These are strong words, but they are fundamentally true and important to say. My childhood was different from Kevin’s, but I grew up in Kentucky, live in a rural county in Tennessee, and have seen the challenges of the white working-class first-hand. Simply put, Americans are killing themselves and destroying their families at an alarming rate. No one is making them do it. The economy isn’t putting a bottle in their hand. Immigrants aren’t making them cheat on their wives or snort OxyContin. Obama isn’t walking them into the lawyer’s office to force them to file a bogus disability claim.I see. Every white person in West Pennsyltucky is a drug addict leaching off taxpayers.
Change the location to Chicago and the race to black, and tell me how that works out.
Hey, they can cleverly call them Jesse Jacksonian voters.
Because the racist stereotypes -- and I really don't care if the National Review is as white as the staff at Huffington Post -- thrown up over Trump supporters are just as immoral and inaccurate. Indeed, the National Review is the Huffington Post in its attitudes. The only difference is one has mainly white male editors, the other has mainly white female editors.
Having called Trump Hitler and therefore his supporters Nazis by proxy, the National Review today tries to embrace those lying, cheating, drug addicted, xenophobic, ignorant people living in dead towns:

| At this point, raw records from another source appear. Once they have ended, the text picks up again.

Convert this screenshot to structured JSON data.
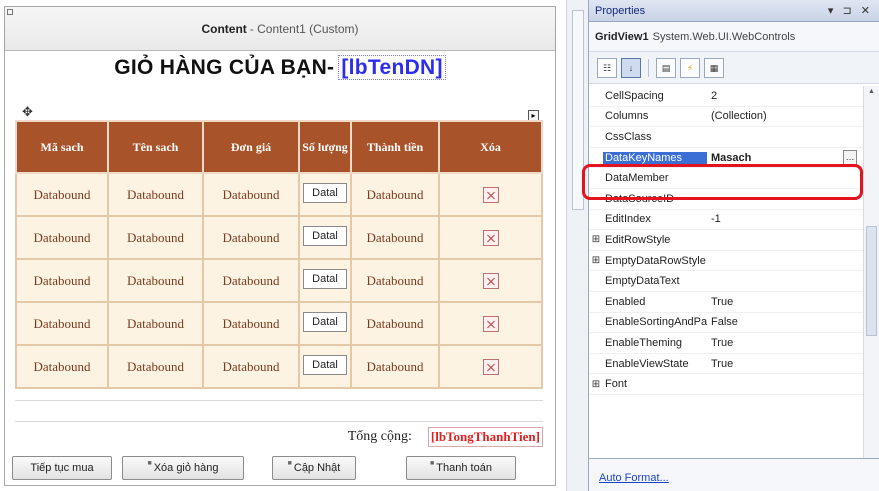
{
  "content_header": {
    "bold": "Content",
    "rest": "- Content1 (Custom)"
  },
  "page_title": {
    "text": "GIỎ HÀNG CỦA BẠN-",
    "label_ref": "[lbTenDN]"
  },
  "grid": {
    "headers": [
      "Mã sach",
      "Tên sach",
      "Đơn giá",
      "Số lượng",
      "Thành tiền",
      "Xóa"
    ],
    "rows": [
      {
        "ma": "Databound",
        "ten": "Databound",
        "gia": "Databound",
        "sl": "Datal",
        "tt": "Databound"
      },
      {
        "ma": "Databound",
        "ten": "Databound",
        "gia": "Databound",
        "sl": "Datal",
        "tt": "Databound"
      },
      {
        "ma": "Databound",
        "ten": "Databound",
        "gia": "Databound",
        "sl": "Datal",
        "tt": "Databound"
      },
      {
        "ma": "Databound",
        "ten": "Databound",
        "gia": "Databound",
        "sl": "Datal",
        "tt": "Databound"
      },
      {
        "ma": "Databound",
        "ten": "Databound",
        "gia": "Databound",
        "sl": "Datal",
        "tt": "Databound"
      }
    ]
  },
  "total": {
    "label": "Tổng cộng:",
    "value": "[lbTongThanhTien]"
  },
  "buttons": {
    "continue": "Tiếp tục mua",
    "clear": "Xóa giỏ hàng",
    "update": "Cập Nhật",
    "checkout": "Thanh toán"
  },
  "props": {
    "title": "Properties",
    "pin_controls": "▾ ⊐ ✕",
    "object_name": "GridView1",
    "object_type": "System.Web.UI.WebControls",
    "rows": [
      {
        "name": "CellSpacing",
        "value": "2",
        "expander": ""
      },
      {
        "name": "Columns",
        "value": "(Collection)",
        "expander": ""
      },
      {
        "name": "CssClass",
        "value": "",
        "expander": ""
      },
      {
        "name": "DataKeyNames",
        "value": "Masach",
        "expander": "",
        "selected": true
      },
      {
        "name": "DataMember",
        "value": "",
        "expander": ""
      },
      {
        "name": "DataSourceID",
        "value": "",
        "expander": ""
      },
      {
        "name": "EditIndex",
        "value": "-1",
        "expander": ""
      },
      {
        "name": "EditRowStyle",
        "value": "",
        "expander": "⊞"
      },
      {
        "name": "EmptyDataRowStyle",
        "value": "",
        "expander": "⊞"
      },
      {
        "name": "EmptyDataText",
        "value": "",
        "expander": ""
      },
      {
        "name": "Enabled",
        "value": "True",
        "expander": ""
      },
      {
        "name": "EnableSortingAndPagingCallbacks",
        "value": "False",
        "expander": ""
      },
      {
        "name": "EnableTheming",
        "value": "True",
        "expander": ""
      },
      {
        "name": "EnableViewState",
        "value": "True",
        "expander": ""
      },
      {
        "name": "Font",
        "value": "",
        "expander": "⊞"
      }
    ],
    "footer_link": "Auto Format..."
  }
}
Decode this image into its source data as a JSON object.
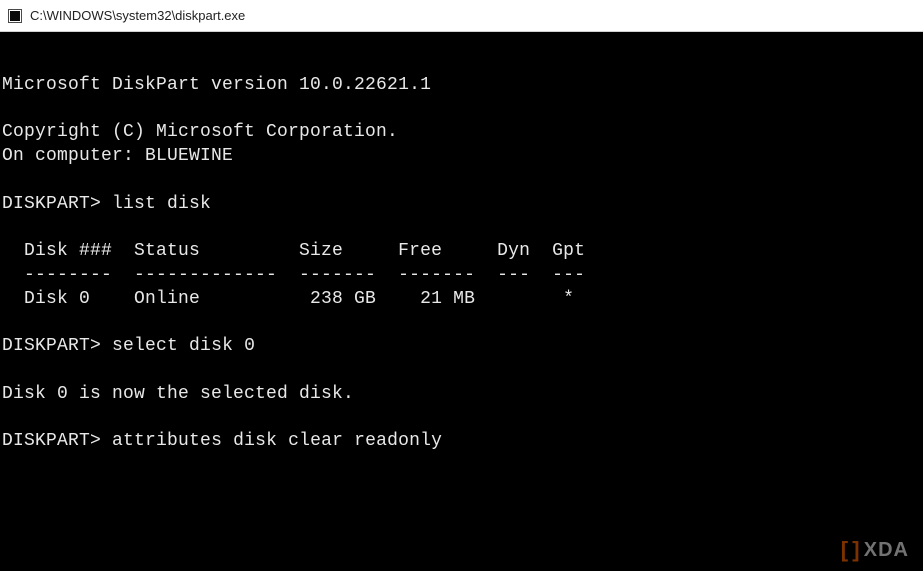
{
  "window": {
    "title": "C:\\WINDOWS\\system32\\diskpart.exe"
  },
  "terminal": {
    "version_line": "Microsoft DiskPart version 10.0.22621.1",
    "copyright_line": "Copyright (C) Microsoft Corporation.",
    "computer_line": "On computer: BLUEWINE",
    "prompt": "DISKPART>",
    "cmd1": "list disk",
    "table": {
      "header": "  Disk ###  Status         Size     Free     Dyn  Gpt",
      "divider": "  --------  -------------  -------  -------  ---  ---",
      "rows": [
        "  Disk 0    Online          238 GB    21 MB        *"
      ]
    },
    "cmd2": "select disk 0",
    "response2": "Disk 0 is now the selected disk.",
    "cmd3": "attributes disk clear readonly"
  },
  "watermark": {
    "text": "XDA"
  }
}
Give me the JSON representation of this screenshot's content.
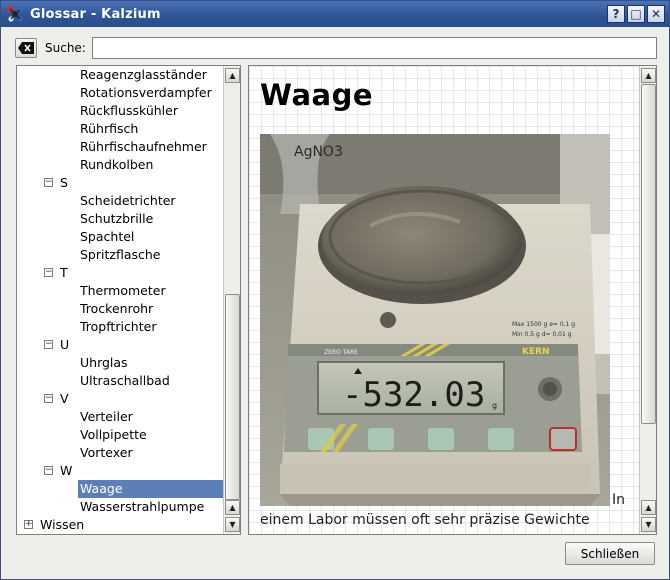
{
  "window": {
    "title": "Glossar - Kalzium",
    "buttons": [
      "?",
      "□",
      "✕"
    ]
  },
  "search": {
    "label": "Suche:",
    "value": "",
    "placeholder": ""
  },
  "tree": {
    "rows": [
      {
        "label": "Reagenzglasständer",
        "kind": "item"
      },
      {
        "label": "Rotationsverdampfer",
        "kind": "item"
      },
      {
        "label": "Rückflusskühler",
        "kind": "item"
      },
      {
        "label": "Rührfisch",
        "kind": "item"
      },
      {
        "label": "Rührfischaufnehmer",
        "kind": "item"
      },
      {
        "label": "Rundkolben",
        "kind": "item"
      },
      {
        "label": "S",
        "kind": "cat"
      },
      {
        "label": "Scheidetrichter",
        "kind": "item"
      },
      {
        "label": "Schutzbrille",
        "kind": "item"
      },
      {
        "label": "Spachtel",
        "kind": "item"
      },
      {
        "label": "Spritzflasche",
        "kind": "item"
      },
      {
        "label": "T",
        "kind": "cat"
      },
      {
        "label": "Thermometer",
        "kind": "item"
      },
      {
        "label": "Trockenrohr",
        "kind": "item"
      },
      {
        "label": "Tropftrichter",
        "kind": "item"
      },
      {
        "label": "U",
        "kind": "cat"
      },
      {
        "label": "Uhrglas",
        "kind": "item"
      },
      {
        "label": "Ultraschallbad",
        "kind": "item"
      },
      {
        "label": "V",
        "kind": "cat"
      },
      {
        "label": "Verteiler",
        "kind": "item"
      },
      {
        "label": "Vollpipette",
        "kind": "item"
      },
      {
        "label": "Vortexer",
        "kind": "item"
      },
      {
        "label": "W",
        "kind": "cat"
      },
      {
        "label": "Waage",
        "kind": "item",
        "selected": true
      },
      {
        "label": "Wasserstrahlpumpe",
        "kind": "item"
      },
      {
        "label": "Wissen",
        "kind": "top"
      }
    ]
  },
  "content": {
    "title": "Waage",
    "photo_display": "-532.03",
    "photo_brand": "KERN",
    "photo_unit": "g",
    "photo_flask_label": "AgNO3",
    "inline_text": "In",
    "body_text": "einem Labor müssen oft sehr präzise Gewichte"
  },
  "footer": {
    "close_label": "Schließen"
  }
}
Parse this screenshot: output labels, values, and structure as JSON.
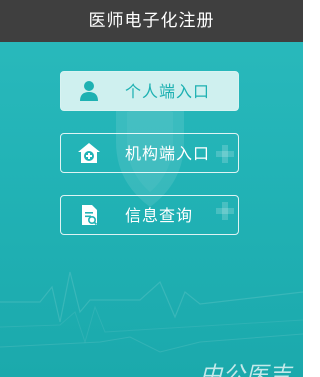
{
  "window": {
    "title": "医师电子化注册"
  },
  "entries": [
    {
      "label": "个人端入口",
      "icon": "person-icon",
      "highlighted": true
    },
    {
      "label": "机构端入口",
      "icon": "hospital-house-icon",
      "highlighted": false
    },
    {
      "label": "信息查询",
      "icon": "document-search-icon",
      "highlighted": false
    }
  ],
  "watermark": {
    "text": "中公医吉"
  },
  "colors": {
    "titlebar": "#3f3f3f",
    "background": "#22b3b6",
    "highlight_button": "#cff0ef",
    "highlight_text": "#1eb1b2"
  }
}
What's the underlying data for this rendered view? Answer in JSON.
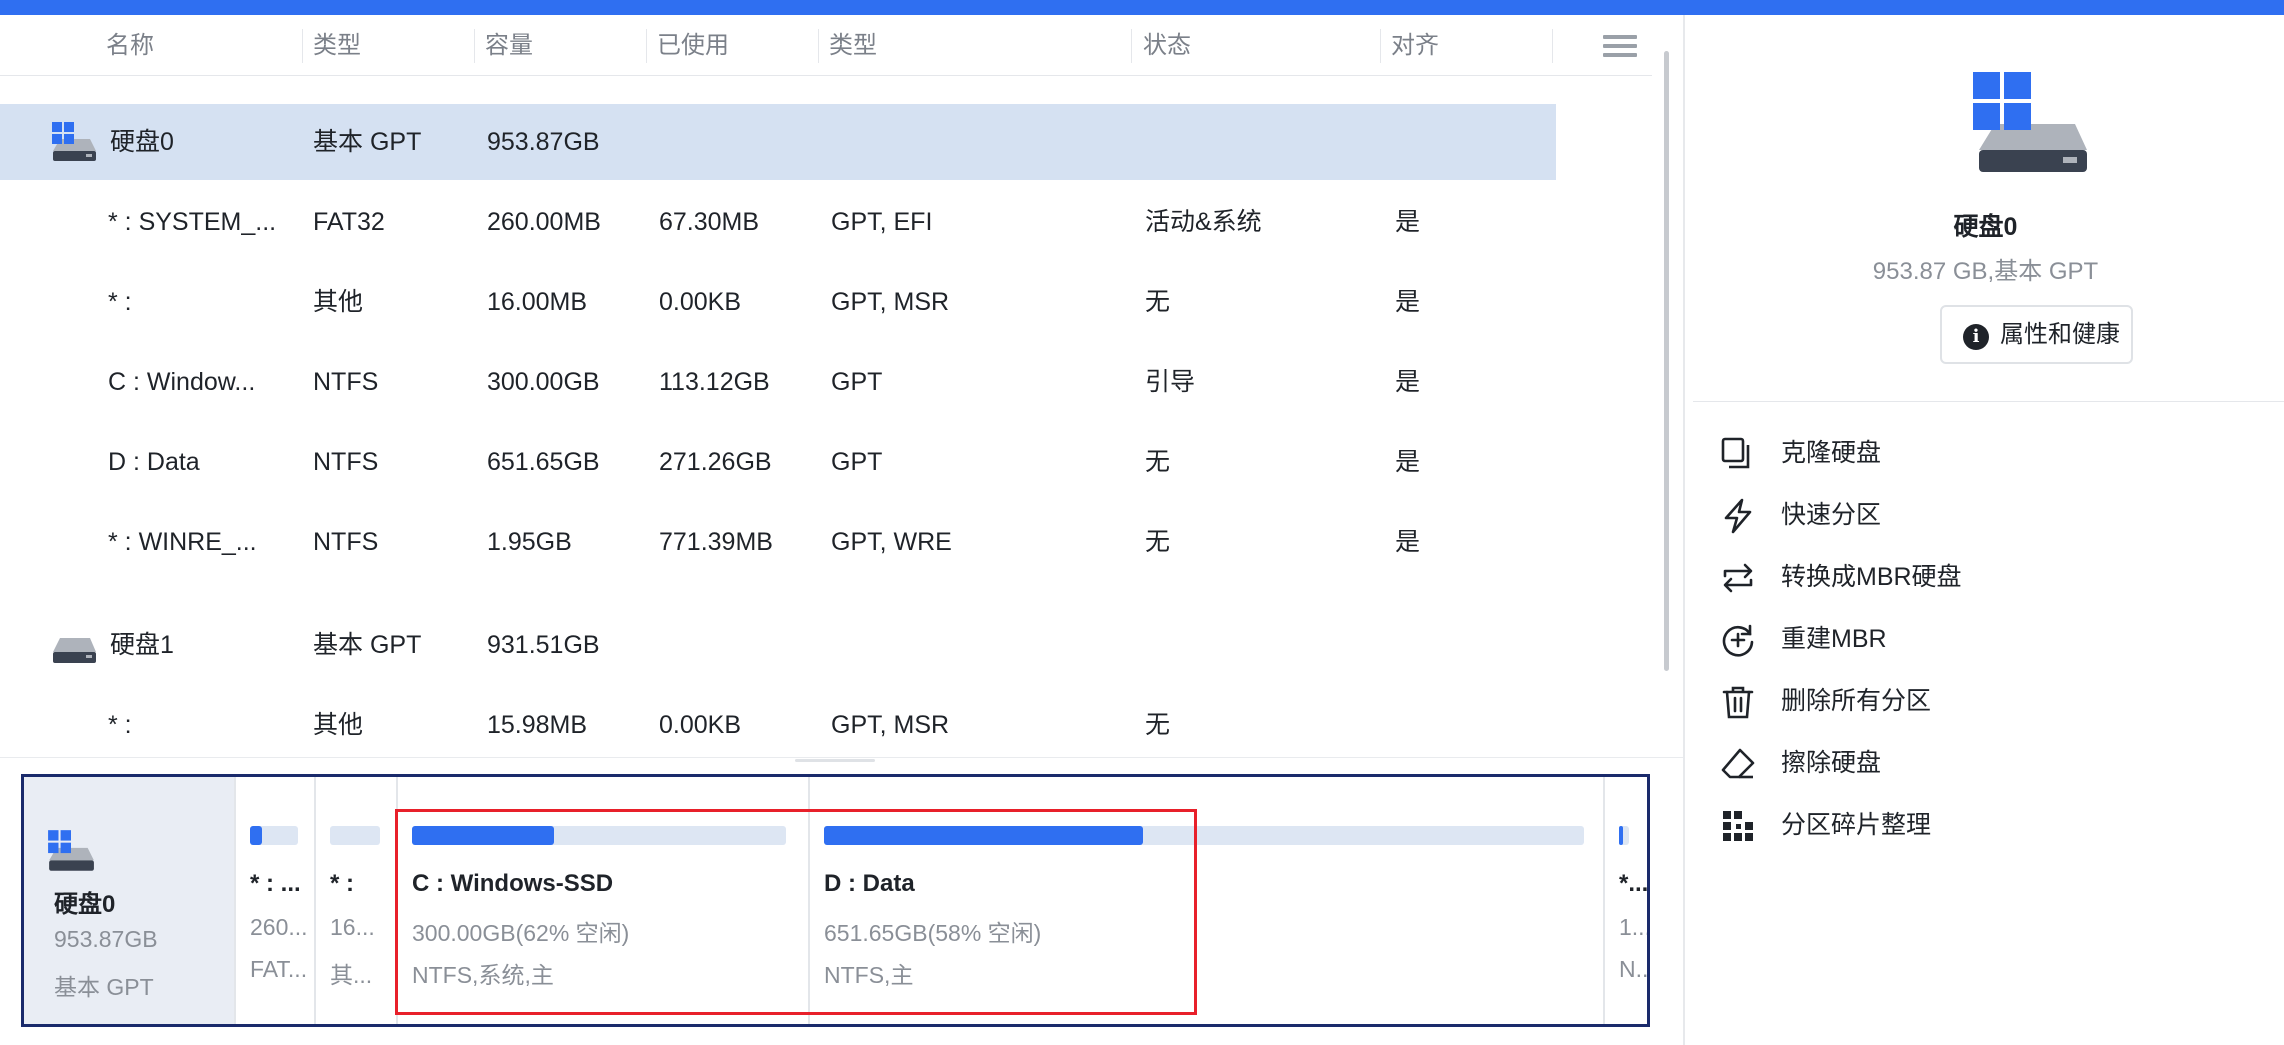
{
  "header": {
    "columns": [
      "名称",
      "类型",
      "容量",
      "已使用",
      "类型",
      "状态",
      "对齐"
    ]
  },
  "rows": [
    {
      "kind": "disk",
      "icon": "windows-disk-icon",
      "name": "硬盘0",
      "type": "基本 GPT",
      "capacity": "953.87GB",
      "used": "",
      "ptype": "",
      "status": "",
      "align": ""
    },
    {
      "kind": "part",
      "name": "* : SYSTEM_...",
      "type": "FAT32",
      "capacity": "260.00MB",
      "used": "67.30MB",
      "ptype": "GPT, EFI",
      "status": "活动&系统",
      "align": "是"
    },
    {
      "kind": "part",
      "name": "* :",
      "type": "其他",
      "capacity": "16.00MB",
      "used": "0.00KB",
      "ptype": "GPT, MSR",
      "status": "无",
      "align": "是"
    },
    {
      "kind": "part",
      "name": "C : Window...",
      "type": "NTFS",
      "capacity": "300.00GB",
      "used": "113.12GB",
      "ptype": "GPT",
      "status": "引导",
      "align": "是"
    },
    {
      "kind": "part",
      "name": "D : Data",
      "type": "NTFS",
      "capacity": "651.65GB",
      "used": "271.26GB",
      "ptype": "GPT",
      "status": "无",
      "align": "是"
    },
    {
      "kind": "part",
      "name": "* : WINRE_...",
      "type": "NTFS",
      "capacity": "1.95GB",
      "used": "771.39MB",
      "ptype": "GPT, WRE",
      "status": "无",
      "align": "是"
    },
    {
      "kind": "disk",
      "icon": "disk-icon",
      "name": "硬盘1",
      "type": "基本 GPT",
      "capacity": "931.51GB",
      "used": "",
      "ptype": "",
      "status": "",
      "align": ""
    },
    {
      "kind": "part",
      "name": "* :",
      "type": "其他",
      "capacity": "15.98MB",
      "used": "0.00KB",
      "ptype": "GPT, MSR",
      "status": "无",
      "align": ""
    }
  ],
  "diskmap": {
    "disk": {
      "name": "硬盘0",
      "size": "953.87GB",
      "type": "基本 GPT"
    },
    "segments": [
      {
        "name": "* : ...",
        "line2": "260...",
        "line3": "FAT...",
        "used_fraction": 0.26
      },
      {
        "name": "* :",
        "line2": "16...",
        "line3": "其...",
        "used_fraction": 0.0
      },
      {
        "name": "C : Windows-SSD",
        "line2": "300.00GB(62% 空闲)",
        "line3": "NTFS,系统,主",
        "used_fraction": 0.38
      },
      {
        "name": "D : Data",
        "line2": "651.65GB(58% 空闲)",
        "line3": "NTFS,主",
        "used_fraction": 0.42
      },
      {
        "name": "*...",
        "line2": "1...",
        "line3": "N...",
        "used_fraction": 0.4
      }
    ]
  },
  "right": {
    "disk_title": "硬盘0",
    "disk_sub": "953.87 GB,基本 GPT",
    "properties_button": "属性和健康",
    "actions": [
      {
        "label": "克隆硬盘",
        "icon": "clone-disk-icon"
      },
      {
        "label": "快速分区",
        "icon": "lightning-icon"
      },
      {
        "label": "转换成MBR硬盘",
        "icon": "convert-arrows-icon"
      },
      {
        "label": "重建MBR",
        "icon": "rebuild-plus-icon"
      },
      {
        "label": "删除所有分区",
        "icon": "trash-icon"
      },
      {
        "label": "擦除硬盘",
        "icon": "eraser-icon"
      },
      {
        "label": "分区碎片整理",
        "icon": "defrag-dots-icon"
      }
    ]
  },
  "colors": {
    "accent": "#2f6ff1",
    "selected_row": "#d5e1f2",
    "highlight_box": "#e8202a",
    "map_border": "#1a2a6b"
  }
}
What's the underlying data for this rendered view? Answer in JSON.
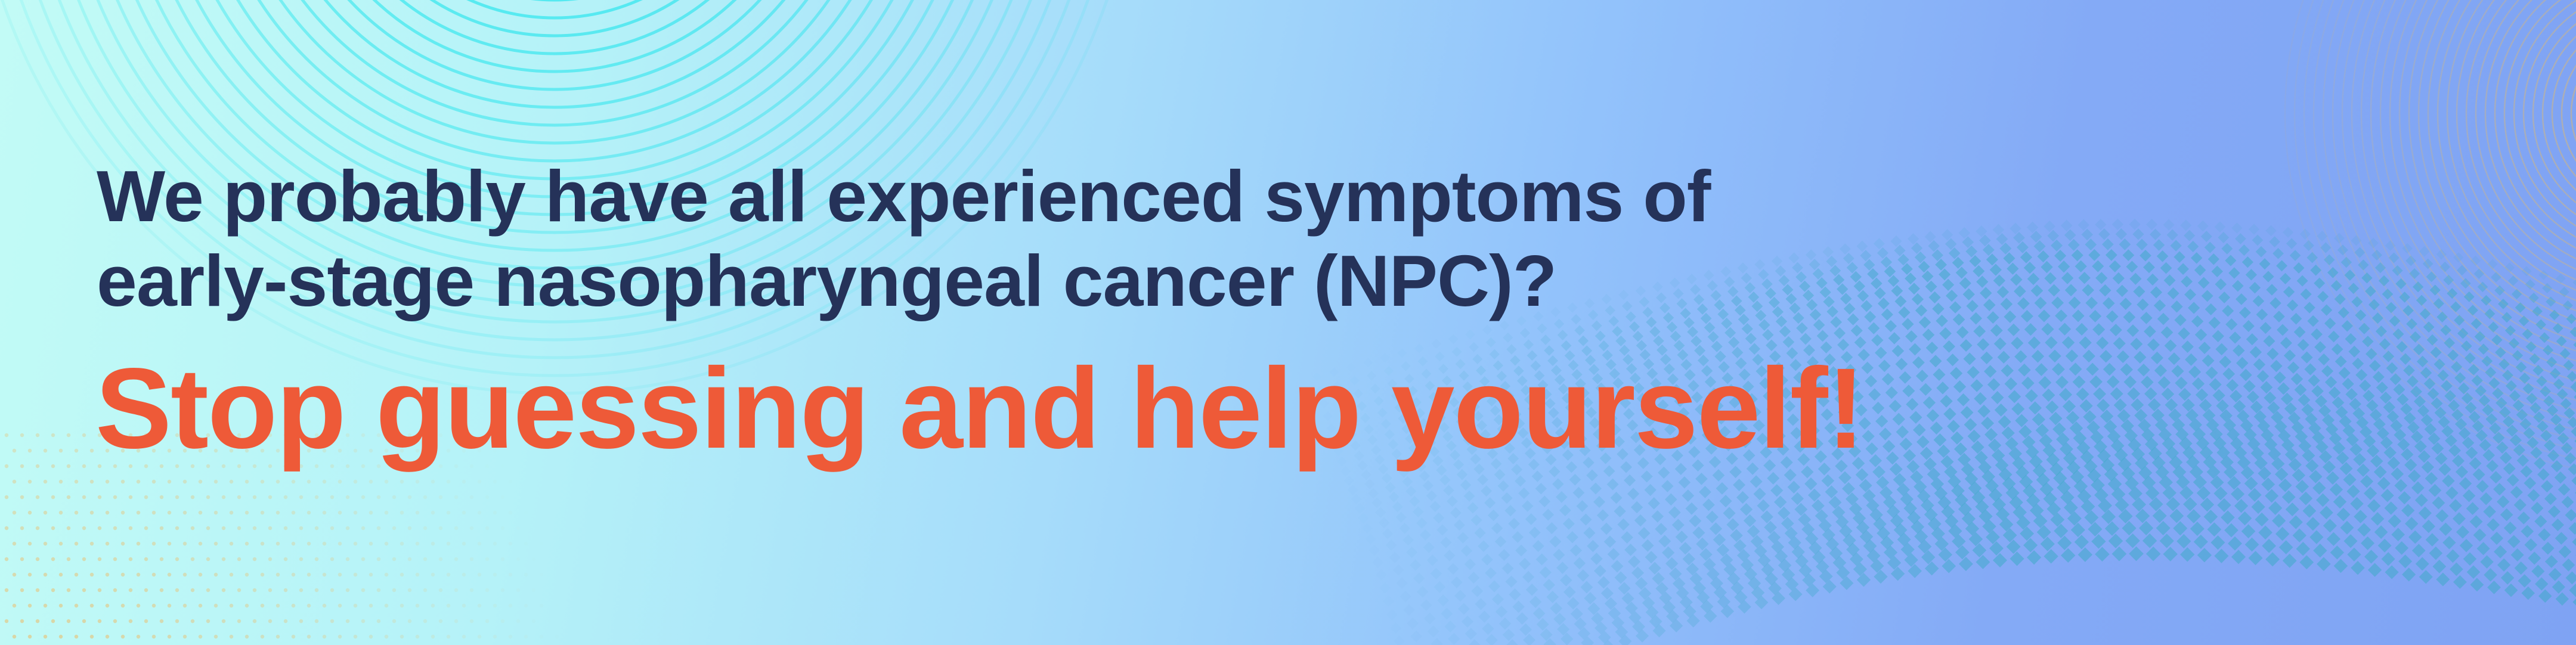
{
  "banner": {
    "headline_line1": "We probably have all experienced symptoms of",
    "headline_line2": "early-stage nasopharyngeal cancer (NPC)?",
    "tagline": "Stop guessing and help yourself!"
  },
  "colors": {
    "headline": "#253259",
    "tagline": "#ee5a38",
    "ring_cyan": "#22e4ec",
    "ring_gold": "#d8b877",
    "diamond_teal": "#3fa9c9",
    "dot_gold": "#e7c37a"
  }
}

While conservatives are more than within their rights to write off Trump, they would be neither wise nor justified to write off the Jacksonians. They may be disgusted with Trump’s antics, and they may find some Jacksonian positions inchoate, wrongheaded, or unfulfillable. But after the dust from this election settles, it will be urgently necessary to once again fuse patriotic, idealistic, and inclusive conservatism with Jacksonian nationalism.
Ideals need gut instincts and folk tradition on their side in order to be efficacious. The Jacksonian sense of common American identity enables self-governance, charity, and neighborliness; for many — including groups that the GOP has been trying to court for years, such as Hispanic Americans and single women without college degrees — it gives important meaning to life. And Jacksonian support will also be necessary to addressing our pressing foreign-policy problems.
For now, Jacksonianism lies closer to conservatism than it does to the identity-politics Left, and one may reasonably hope for a “best of both” compromise between intellectual conservatism and Jacksonian impulses. It will take some time to work out the details, but time is something we conservatives will have a lot of as we spend the rest of the 2016 presidential campaign in the political wilderness. Consider it the price of ignoring political reality for a generation.Thank you for the invitation to rub elbows with Washington elites Mister Oxford '11, but I think I will stay in Poca, West Virginia, where yes, the Monsanto plant in Nitro died, but at least the people here are not trying to suck up to drug-addicted racists, right?
Why yes, the National Review does get a little attention in my upcoming book.
Coming soon -- "Trump the Press: Don Surber's take on how the pundits blew the 2016 Republican race."